The implications of climate change for the water environment in England
Arnell, N., Halliday, S., Battarbee, R. W., Skeffington, R. and Wade, A. (2015) The implications of climate change for the water environment in England. Progress in Physical Geography, 39 (1). pp. 93-120. ISSN 1477-0296
To link to this item DOI: 10.1177/0309133314560369
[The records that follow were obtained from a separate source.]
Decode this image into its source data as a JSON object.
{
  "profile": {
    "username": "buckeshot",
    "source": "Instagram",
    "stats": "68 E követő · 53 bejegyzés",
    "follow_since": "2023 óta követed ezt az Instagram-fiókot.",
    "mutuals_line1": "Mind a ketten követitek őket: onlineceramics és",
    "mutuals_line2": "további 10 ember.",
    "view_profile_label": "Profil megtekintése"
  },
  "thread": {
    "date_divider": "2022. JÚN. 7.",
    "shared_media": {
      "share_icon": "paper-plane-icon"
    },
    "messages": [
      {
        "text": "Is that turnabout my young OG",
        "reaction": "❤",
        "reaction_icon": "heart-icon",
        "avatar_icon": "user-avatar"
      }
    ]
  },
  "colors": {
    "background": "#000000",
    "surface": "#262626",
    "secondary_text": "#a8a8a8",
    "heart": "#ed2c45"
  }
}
This paper reviews the implications of climate change for the water environment and its management in England. There is a large literature, but most studies have looked at flow volumes or nutrients and none have considered explicitly the implications of climate change for the delivery of water management objectives. Studies have been undertaken in a small number of locations. Studies have used observations from the past to infer future changes, and have used numerical simulation models with climate change scenarios. The literature indicates that climate change poses risks to the delivery of water management objectives, but that these risks depend on local catchment and water body conditions. Climate change affects the status of water bodies, and it affects the effectiveness of measures to manage the water environment and meet policy objectives. The future impact of climate change on the water environment and its management is uncertain. Impacts are dependent on changes in the duration of dry spells and frequency of ‘flushing’ events, which are highly uncertain and not included in current climate scenarios. There is a good qualitative understanding of ways in which systems may change, but interactions between components of the water environment are poorly understood. Predictive models are only available for some components, and model parametric and structural uncertainty has not been evaluated. The impacts of climate change depend on other pressures on the water environment in a catchment, and also on the management interventions that are undertaken to achieve water management objectives. The paper has also developed a series of consistent conceptual models describing the implications of climate change for pressures on the water environment, based around the source-pathway-receptor concept. They provide a framework for a systematic assessment across catchments and pressures of the implications of climate change for the water environment and its management.